Work instruction -
Return all of the records below verbatim.

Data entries
::::::::

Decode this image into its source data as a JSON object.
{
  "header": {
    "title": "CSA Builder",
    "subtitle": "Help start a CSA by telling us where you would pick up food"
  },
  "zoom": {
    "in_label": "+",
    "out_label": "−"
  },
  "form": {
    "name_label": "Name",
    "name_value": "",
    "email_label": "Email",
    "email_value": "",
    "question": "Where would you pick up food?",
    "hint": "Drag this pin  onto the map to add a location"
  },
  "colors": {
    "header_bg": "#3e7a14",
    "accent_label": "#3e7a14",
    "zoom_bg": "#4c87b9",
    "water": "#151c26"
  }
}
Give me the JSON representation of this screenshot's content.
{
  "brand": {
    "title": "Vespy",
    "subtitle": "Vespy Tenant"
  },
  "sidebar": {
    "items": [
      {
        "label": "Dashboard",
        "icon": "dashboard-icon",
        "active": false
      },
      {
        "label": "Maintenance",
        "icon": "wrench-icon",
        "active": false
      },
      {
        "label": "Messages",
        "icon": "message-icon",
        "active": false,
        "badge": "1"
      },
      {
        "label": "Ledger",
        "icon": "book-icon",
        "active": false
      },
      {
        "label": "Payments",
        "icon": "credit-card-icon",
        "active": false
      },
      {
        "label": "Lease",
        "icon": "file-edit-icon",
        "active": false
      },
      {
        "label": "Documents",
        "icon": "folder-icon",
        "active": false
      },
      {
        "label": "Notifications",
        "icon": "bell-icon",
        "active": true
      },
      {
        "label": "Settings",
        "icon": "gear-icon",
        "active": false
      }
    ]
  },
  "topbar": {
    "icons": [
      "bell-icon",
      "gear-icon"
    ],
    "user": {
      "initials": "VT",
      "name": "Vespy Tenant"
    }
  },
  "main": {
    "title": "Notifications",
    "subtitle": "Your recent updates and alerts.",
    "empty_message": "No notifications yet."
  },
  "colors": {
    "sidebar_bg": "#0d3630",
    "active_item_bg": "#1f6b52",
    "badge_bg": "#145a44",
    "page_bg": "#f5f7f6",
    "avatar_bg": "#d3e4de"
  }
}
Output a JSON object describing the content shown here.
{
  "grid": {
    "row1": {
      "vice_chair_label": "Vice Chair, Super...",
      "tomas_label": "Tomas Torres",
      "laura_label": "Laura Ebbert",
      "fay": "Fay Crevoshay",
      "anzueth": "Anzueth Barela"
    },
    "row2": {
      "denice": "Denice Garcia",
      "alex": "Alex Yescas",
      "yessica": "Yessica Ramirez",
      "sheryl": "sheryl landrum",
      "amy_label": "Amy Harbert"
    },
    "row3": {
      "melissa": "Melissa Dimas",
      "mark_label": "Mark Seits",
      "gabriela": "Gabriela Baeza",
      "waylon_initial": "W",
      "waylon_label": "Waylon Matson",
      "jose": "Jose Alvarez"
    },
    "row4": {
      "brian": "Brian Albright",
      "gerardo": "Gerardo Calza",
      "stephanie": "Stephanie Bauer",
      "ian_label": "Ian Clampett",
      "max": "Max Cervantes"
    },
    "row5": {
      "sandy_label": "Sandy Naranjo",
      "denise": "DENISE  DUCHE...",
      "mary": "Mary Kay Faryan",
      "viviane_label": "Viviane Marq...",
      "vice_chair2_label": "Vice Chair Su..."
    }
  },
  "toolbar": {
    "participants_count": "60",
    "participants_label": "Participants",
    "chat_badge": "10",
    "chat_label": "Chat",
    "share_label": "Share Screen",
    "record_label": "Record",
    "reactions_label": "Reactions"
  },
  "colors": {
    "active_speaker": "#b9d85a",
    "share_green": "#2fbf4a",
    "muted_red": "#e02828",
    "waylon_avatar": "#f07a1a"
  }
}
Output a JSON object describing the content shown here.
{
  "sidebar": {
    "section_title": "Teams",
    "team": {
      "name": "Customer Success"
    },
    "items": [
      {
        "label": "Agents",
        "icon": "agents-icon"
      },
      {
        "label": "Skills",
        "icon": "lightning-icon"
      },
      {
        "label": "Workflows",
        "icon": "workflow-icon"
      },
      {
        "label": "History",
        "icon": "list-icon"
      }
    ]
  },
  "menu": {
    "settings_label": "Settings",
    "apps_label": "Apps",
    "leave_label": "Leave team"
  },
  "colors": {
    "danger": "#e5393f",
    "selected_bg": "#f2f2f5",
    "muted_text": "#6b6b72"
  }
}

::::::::

Answer area -
Decode this image into its source data as a JSON object.
{
  "header": {
    "title": "CSA Builder",
    "subtitle": "Help start a CSA by telling us where you would pick up food"
  },
  "zoom": {
    "in_label": "+",
    "out_label": "−"
  },
  "form": {
    "name_label": "Name",
    "name_value": "",
    "email_label": "Email",
    "email_value": "",
    "question": "Where would you pick up food?",
    "hint": "Drag this pin  onto the map to add a location"
  },
  "colors": {
    "header_bg": "#3e7a14",
    "accent_label": "#3e7a14",
    "zoom_bg": "#4c87b9",
    "water": "#151c26"
  }
}
Give me the JSON representation of this screenshot's content.
{
  "brand": {
    "title": "Vespy",
    "subtitle": "Vespy Tenant"
  },
  "sidebar": {
    "items": [
      {
        "label": "Dashboard",
        "icon": "dashboard-icon",
        "active": false
      },
      {
        "label": "Maintenance",
        "icon": "wrench-icon",
        "active": false
      },
      {
        "label": "Messages",
        "icon": "message-icon",
        "active": false,
        "badge": "1"
      },
      {
        "label": "Ledger",
        "icon": "book-icon",
        "active": false
      },
      {
        "label": "Payments",
        "icon": "credit-card-icon",
        "active": false
      },
      {
        "label": "Lease",
        "icon": "file-edit-icon",
        "active": false
      },
      {
        "label": "Documents",
        "icon": "folder-icon",
        "active": false
      },
      {
        "label": "Notifications",
        "icon": "bell-icon",
        "active": true
      },
      {
        "label": "Settings",
        "icon": "gear-icon",
        "active": false
      }
    ]
  },
  "topbar": {
    "icons": [
      "bell-icon",
      "gear-icon"
    ],
    "user": {
      "initials": "VT",
      "name": "Vespy Tenant"
    }
  },
  "main": {
    "title": "Notifications",
    "subtitle": "Your recent updates and alerts.",
    "empty_message": "No notifications yet."
  },
  "colors": {
    "sidebar_bg": "#0d3630",
    "active_item_bg": "#1f6b52",
    "badge_bg": "#145a44",
    "page_bg": "#f5f7f6",
    "avatar_bg": "#d3e4de"
  }
}
Output a JSON object describing the content shown here.
{
  "grid": {
    "row1": {
      "vice_chair_label": "Vice Chair, Super...",
      "tomas_label": "Tomas Torres",
      "laura_label": "Laura Ebbert",
      "fay": "Fay Crevoshay",
      "anzueth": "Anzueth Barela"
    },
    "row2": {
      "denice": "Denice Garcia",
      "alex": "Alex Yescas",
      "yessica": "Yessica Ramirez",
      "sheryl": "sheryl landrum",
      "amy_label": "Amy Harbert"
    },
    "row3": {
      "melissa": "Melissa Dimas",
      "mark_label": "Mark Seits",
      "gabriela": "Gabriela Baeza",
      "waylon_initial": "W",
      "waylon_label": "Waylon Matson",
      "jose": "Jose Alvarez"
    },
    "row4": {
      "brian": "Brian Albright",
      "gerardo": "Gerardo Calza",
      "stephanie": "Stephanie Bauer",
      "ian_label": "Ian Clampett",
      "max": "Max Cervantes"
    },
    "row5": {
      "sandy_label": "Sandy Naranjo",
      "denise": "DENISE  DUCHE...",
      "mary": "Mary Kay Faryan",
      "viviane_label": "Viviane Marq...",
      "vice_chair2_label": "Vice Chair Su..."
    }
  },
  "toolbar": {
    "participants_count": "60",
    "participants_label": "Participants",
    "chat_badge": "10",
    "chat_label": "Chat",
    "share_label": "Share Screen",
    "record_label": "Record",
    "reactions_label": "Reactions"
  },
  "colors": {
    "active_speaker": "#b9d85a",
    "share_green": "#2fbf4a",
    "muted_red": "#e02828",
    "waylon_avatar": "#f07a1a"
  }
}
Output a JSON object describing the content shown here.
{
  "sidebar": {
    "section_title": "Teams",
    "team": {
      "name": "Customer Success"
    },
    "items": [
      {
        "label": "Agents",
        "icon": "agents-icon"
      },
      {
        "label": "Skills",
        "icon": "lightning-icon"
      },
      {
        "label": "Workflows",
        "icon": "workflow-icon"
      },
      {
        "label": "History",
        "icon": "list-icon"
      }
    ]
  },
  "menu": {
    "settings_label": "Settings",
    "apps_label": "Apps",
    "leave_label": "Leave team"
  },
  "colors": {
    "danger": "#e5393f",
    "selected_bg": "#f2f2f5",
    "muted_text": "#6b6b72"
  }
}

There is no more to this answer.